• **Data records for software interfaces**:
--*--

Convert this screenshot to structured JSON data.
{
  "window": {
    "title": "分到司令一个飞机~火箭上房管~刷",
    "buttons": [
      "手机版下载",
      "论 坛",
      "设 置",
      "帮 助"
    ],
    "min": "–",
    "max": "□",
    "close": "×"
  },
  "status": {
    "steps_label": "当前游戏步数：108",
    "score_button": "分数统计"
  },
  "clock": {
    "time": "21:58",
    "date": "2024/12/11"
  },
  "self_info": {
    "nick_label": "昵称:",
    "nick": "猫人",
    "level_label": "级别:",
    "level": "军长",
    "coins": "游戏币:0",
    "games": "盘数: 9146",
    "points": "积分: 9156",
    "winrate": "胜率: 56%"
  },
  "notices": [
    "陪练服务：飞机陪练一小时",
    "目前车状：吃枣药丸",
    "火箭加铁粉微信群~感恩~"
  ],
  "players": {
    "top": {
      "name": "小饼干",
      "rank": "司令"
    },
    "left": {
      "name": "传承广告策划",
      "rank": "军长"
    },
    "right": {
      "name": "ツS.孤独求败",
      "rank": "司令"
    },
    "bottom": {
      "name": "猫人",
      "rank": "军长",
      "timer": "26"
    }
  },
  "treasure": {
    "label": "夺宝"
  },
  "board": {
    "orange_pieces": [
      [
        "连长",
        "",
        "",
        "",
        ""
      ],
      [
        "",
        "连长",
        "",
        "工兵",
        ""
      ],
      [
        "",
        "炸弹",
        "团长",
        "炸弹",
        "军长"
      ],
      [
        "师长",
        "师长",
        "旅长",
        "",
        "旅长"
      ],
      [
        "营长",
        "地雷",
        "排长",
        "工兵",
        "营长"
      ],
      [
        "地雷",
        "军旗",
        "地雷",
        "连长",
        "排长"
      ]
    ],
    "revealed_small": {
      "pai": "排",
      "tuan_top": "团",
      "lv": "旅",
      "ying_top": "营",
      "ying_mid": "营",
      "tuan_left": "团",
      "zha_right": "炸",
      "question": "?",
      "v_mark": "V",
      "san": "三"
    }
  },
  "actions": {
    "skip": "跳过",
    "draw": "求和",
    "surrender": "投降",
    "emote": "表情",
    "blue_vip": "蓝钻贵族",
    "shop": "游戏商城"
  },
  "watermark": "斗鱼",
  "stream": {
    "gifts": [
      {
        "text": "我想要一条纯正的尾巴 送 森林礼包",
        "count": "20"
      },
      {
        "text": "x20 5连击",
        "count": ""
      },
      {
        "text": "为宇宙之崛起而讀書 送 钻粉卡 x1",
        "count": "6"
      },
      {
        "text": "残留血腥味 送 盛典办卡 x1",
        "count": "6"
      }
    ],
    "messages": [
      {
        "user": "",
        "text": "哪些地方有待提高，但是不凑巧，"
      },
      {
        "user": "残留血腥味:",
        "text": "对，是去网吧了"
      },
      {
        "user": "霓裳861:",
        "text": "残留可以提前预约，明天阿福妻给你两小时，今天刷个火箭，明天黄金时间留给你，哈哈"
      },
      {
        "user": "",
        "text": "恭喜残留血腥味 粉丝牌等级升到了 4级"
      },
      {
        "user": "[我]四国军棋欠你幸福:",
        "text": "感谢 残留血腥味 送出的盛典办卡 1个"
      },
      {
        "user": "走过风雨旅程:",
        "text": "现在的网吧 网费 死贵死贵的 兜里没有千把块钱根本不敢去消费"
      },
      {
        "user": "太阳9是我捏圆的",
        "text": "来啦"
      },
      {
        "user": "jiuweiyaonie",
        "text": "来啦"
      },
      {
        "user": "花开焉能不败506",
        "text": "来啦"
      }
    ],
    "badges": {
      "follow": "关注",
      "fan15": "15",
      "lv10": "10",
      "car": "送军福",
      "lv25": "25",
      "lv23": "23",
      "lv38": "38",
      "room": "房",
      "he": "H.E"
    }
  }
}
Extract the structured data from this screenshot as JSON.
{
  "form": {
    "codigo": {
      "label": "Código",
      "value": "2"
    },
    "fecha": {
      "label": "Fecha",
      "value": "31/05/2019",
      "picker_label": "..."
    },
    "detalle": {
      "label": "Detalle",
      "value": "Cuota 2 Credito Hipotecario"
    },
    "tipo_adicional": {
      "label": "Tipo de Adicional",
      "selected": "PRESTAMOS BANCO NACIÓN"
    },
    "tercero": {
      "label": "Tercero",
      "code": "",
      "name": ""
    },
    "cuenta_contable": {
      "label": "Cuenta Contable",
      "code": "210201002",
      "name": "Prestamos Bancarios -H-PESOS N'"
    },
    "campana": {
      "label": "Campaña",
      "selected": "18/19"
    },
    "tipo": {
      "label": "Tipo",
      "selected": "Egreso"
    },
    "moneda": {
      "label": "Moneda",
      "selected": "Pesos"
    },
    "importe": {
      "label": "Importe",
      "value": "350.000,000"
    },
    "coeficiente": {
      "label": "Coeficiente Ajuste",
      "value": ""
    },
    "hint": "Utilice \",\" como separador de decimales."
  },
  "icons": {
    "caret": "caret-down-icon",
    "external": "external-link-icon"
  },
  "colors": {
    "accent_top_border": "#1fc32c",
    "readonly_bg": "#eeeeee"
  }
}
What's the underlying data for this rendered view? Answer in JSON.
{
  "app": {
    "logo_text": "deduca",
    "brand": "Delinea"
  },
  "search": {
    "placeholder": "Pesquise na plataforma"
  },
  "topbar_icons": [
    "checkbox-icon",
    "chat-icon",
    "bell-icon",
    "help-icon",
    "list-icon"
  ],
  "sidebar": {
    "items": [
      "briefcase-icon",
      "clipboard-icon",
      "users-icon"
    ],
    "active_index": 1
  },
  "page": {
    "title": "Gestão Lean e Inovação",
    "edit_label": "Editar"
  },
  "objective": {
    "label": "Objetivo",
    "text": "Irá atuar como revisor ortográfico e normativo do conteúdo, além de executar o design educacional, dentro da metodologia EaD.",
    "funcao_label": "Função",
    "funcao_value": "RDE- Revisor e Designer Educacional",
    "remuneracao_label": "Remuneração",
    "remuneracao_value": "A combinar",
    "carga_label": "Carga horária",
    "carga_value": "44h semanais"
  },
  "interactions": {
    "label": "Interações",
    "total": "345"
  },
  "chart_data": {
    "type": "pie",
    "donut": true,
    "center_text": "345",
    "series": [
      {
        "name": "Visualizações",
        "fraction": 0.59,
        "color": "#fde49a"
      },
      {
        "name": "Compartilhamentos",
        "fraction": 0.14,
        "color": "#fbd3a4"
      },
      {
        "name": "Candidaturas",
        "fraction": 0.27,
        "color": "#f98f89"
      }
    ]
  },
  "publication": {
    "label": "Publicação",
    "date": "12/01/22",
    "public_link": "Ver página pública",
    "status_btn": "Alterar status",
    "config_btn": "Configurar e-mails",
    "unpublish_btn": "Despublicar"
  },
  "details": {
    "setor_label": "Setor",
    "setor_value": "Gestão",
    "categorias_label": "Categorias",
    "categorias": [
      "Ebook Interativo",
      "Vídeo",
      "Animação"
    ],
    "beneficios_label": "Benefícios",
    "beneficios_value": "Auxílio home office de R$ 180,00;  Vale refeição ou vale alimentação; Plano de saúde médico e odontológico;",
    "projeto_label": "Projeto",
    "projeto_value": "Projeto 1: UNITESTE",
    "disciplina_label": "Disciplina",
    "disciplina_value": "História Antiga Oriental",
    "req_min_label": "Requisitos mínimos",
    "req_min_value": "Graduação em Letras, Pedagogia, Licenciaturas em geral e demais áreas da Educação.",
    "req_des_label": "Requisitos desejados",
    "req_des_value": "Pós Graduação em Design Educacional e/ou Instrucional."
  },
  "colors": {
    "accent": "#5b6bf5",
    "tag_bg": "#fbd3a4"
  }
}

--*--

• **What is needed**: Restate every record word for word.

• **Task output**:
Convert this screenshot to structured JSON data.
{
  "window": {
    "title": "分到司令一个飞机~火箭上房管~刷",
    "buttons": [
      "手机版下载",
      "论 坛",
      "设 置",
      "帮 助"
    ],
    "min": "–",
    "max": "□",
    "close": "×"
  },
  "status": {
    "steps_label": "当前游戏步数：108",
    "score_button": "分数统计"
  },
  "clock": {
    "time": "21:58",
    "date": "2024/12/11"
  },
  "self_info": {
    "nick_label": "昵称:",
    "nick": "猫人",
    "level_label": "级别:",
    "level": "军长",
    "coins": "游戏币:0",
    "games": "盘数: 9146",
    "points": "积分: 9156",
    "winrate": "胜率: 56%"
  },
  "notices": [
    "陪练服务：飞机陪练一小时",
    "目前车状：吃枣药丸",
    "火箭加铁粉微信群~感恩~"
  ],
  "players": {
    "top": {
      "name": "小饼干",
      "rank": "司令"
    },
    "left": {
      "name": "传承广告策划",
      "rank": "军长"
    },
    "right": {
      "name": "ツS.孤独求败",
      "rank": "司令"
    },
    "bottom": {
      "name": "猫人",
      "rank": "军长",
      "timer": "26"
    }
  },
  "treasure": {
    "label": "夺宝"
  },
  "board": {
    "orange_pieces": [
      [
        "连长",
        "",
        "",
        "",
        ""
      ],
      [
        "",
        "连长",
        "",
        "工兵",
        ""
      ],
      [
        "",
        "炸弹",
        "团长",
        "炸弹",
        "军长"
      ],
      [
        "师长",
        "师长",
        "旅长",
        "",
        "旅长"
      ],
      [
        "营长",
        "地雷",
        "排长",
        "工兵",
        "营长"
      ],
      [
        "地雷",
        "军旗",
        "地雷",
        "连长",
        "排长"
      ]
    ],
    "revealed_small": {
      "pai": "排",
      "tuan_top": "团",
      "lv": "旅",
      "ying_top": "营",
      "ying_mid": "营",
      "tuan_left": "团",
      "zha_right": "炸",
      "question": "?",
      "v_mark": "V",
      "san": "三"
    }
  },
  "actions": {
    "skip": "跳过",
    "draw": "求和",
    "surrender": "投降",
    "emote": "表情",
    "blue_vip": "蓝钻贵族",
    "shop": "游戏商城"
  },
  "watermark": "斗鱼",
  "stream": {
    "gifts": [
      {
        "text": "我想要一条纯正的尾巴 送 森林礼包",
        "count": "20"
      },
      {
        "text": "x20 5连击",
        "count": ""
      },
      {
        "text": "为宇宙之崛起而讀書 送 钻粉卡 x1",
        "count": "6"
      },
      {
        "text": "残留血腥味 送 盛典办卡 x1",
        "count": "6"
      }
    ],
    "messages": [
      {
        "user": "",
        "text": "哪些地方有待提高，但是不凑巧，"
      },
      {
        "user": "残留血腥味:",
        "text": "对，是去网吧了"
      },
      {
        "user": "霓裳861:",
        "text": "残留可以提前预约，明天阿福妻给你两小时，今天刷个火箭，明天黄金时间留给你，哈哈"
      },
      {
        "user": "",
        "text": "恭喜残留血腥味 粉丝牌等级升到了 4级"
      },
      {
        "user": "[我]四国军棋欠你幸福:",
        "text": "感谢 残留血腥味 送出的盛典办卡 1个"
      },
      {
        "user": "走过风雨旅程:",
        "text": "现在的网吧 网费 死贵死贵的 兜里没有千把块钱根本不敢去消费"
      },
      {
        "user": "太阳9是我捏圆的",
        "text": "来啦"
      },
      {
        "user": "jiuweiyaonie",
        "text": "来啦"
      },
      {
        "user": "花开焉能不败506",
        "text": "来啦"
      }
    ],
    "badges": {
      "follow": "关注",
      "fan15": "15",
      "lv10": "10",
      "car": "送军福",
      "lv25": "25",
      "lv23": "23",
      "lv38": "38",
      "room": "房",
      "he": "H.E"
    }
  }
}
Extract the structured data from this screenshot as JSON.
{
  "form": {
    "codigo": {
      "label": "Código",
      "value": "2"
    },
    "fecha": {
      "label": "Fecha",
      "value": "31/05/2019",
      "picker_label": "..."
    },
    "detalle": {
      "label": "Detalle",
      "value": "Cuota 2 Credito Hipotecario"
    },
    "tipo_adicional": {
      "label": "Tipo de Adicional",
      "selected": "PRESTAMOS BANCO NACIÓN"
    },
    "tercero": {
      "label": "Tercero",
      "code": "",
      "name": ""
    },
    "cuenta_contable": {
      "label": "Cuenta Contable",
      "code": "210201002",
      "name": "Prestamos Bancarios -H-PESOS N'"
    },
    "campana": {
      "label": "Campaña",
      "selected": "18/19"
    },
    "tipo": {
      "label": "Tipo",
      "selected": "Egreso"
    },
    "moneda": {
      "label": "Moneda",
      "selected": "Pesos"
    },
    "importe": {
      "label": "Importe",
      "value": "350.000,000"
    },
    "coeficiente": {
      "label": "Coeficiente Ajuste",
      "value": ""
    },
    "hint": "Utilice \",\" como separador de decimales."
  },
  "icons": {
    "caret": "caret-down-icon",
    "external": "external-link-icon"
  },
  "colors": {
    "accent_top_border": "#1fc32c",
    "readonly_bg": "#eeeeee"
  }
}
What's the underlying data for this rendered view? Answer in JSON.
{
  "app": {
    "logo_text": "deduca",
    "brand": "Delinea"
  },
  "search": {
    "placeholder": "Pesquise na plataforma"
  },
  "topbar_icons": [
    "checkbox-icon",
    "chat-icon",
    "bell-icon",
    "help-icon",
    "list-icon"
  ],
  "sidebar": {
    "items": [
      "briefcase-icon",
      "clipboard-icon",
      "users-icon"
    ],
    "active_index": 1
  },
  "page": {
    "title": "Gestão Lean e Inovação",
    "edit_label": "Editar"
  },
  "objective": {
    "label": "Objetivo",
    "text": "Irá atuar como revisor ortográfico e normativo do conteúdo, além de executar o design educacional, dentro da metodologia EaD.",
    "funcao_label": "Função",
    "funcao_value": "RDE- Revisor e Designer Educacional",
    "remuneracao_label": "Remuneração",
    "remuneracao_value": "A combinar",
    "carga_label": "Carga horária",
    "carga_value": "44h semanais"
  },
  "interactions": {
    "label": "Interações",
    "total": "345"
  },
  "chart_data": {
    "type": "pie",
    "donut": true,
    "center_text": "345",
    "series": [
      {
        "name": "Visualizações",
        "fraction": 0.59,
        "color": "#fde49a"
      },
      {
        "name": "Compartilhamentos",
        "fraction": 0.14,
        "color": "#fbd3a4"
      },
      {
        "name": "Candidaturas",
        "fraction": 0.27,
        "color": "#f98f89"
      }
    ]
  },
  "publication": {
    "label": "Publicação",
    "date": "12/01/22",
    "public_link": "Ver página pública",
    "status_btn": "Alterar status",
    "config_btn": "Configurar e-mails",
    "unpublish_btn": "Despublicar"
  },
  "details": {
    "setor_label": "Setor",
    "setor_value": "Gestão",
    "categorias_label": "Categorias",
    "categorias": [
      "Ebook Interativo",
      "Vídeo",
      "Animação"
    ],
    "beneficios_label": "Benefícios",
    "beneficios_value": "Auxílio home office de R$ 180,00;  Vale refeição ou vale alimentação; Plano de saúde médico e odontológico;",
    "projeto_label": "Projeto",
    "projeto_value": "Projeto 1: UNITESTE",
    "disciplina_label": "Disciplina",
    "disciplina_value": "História Antiga Oriental",
    "req_min_label": "Requisitos mínimos",
    "req_min_value": "Graduação em Letras, Pedagogia, Licenciaturas em geral e demais áreas da Educação.",
    "req_des_label": "Requisitos desejados",
    "req_des_value": "Pós Graduação em Design Educacional e/ou Instrucional."
  },
  "colors": {
    "accent": "#5b6bf5",
    "tag_bg": "#fbd3a4"
  }
}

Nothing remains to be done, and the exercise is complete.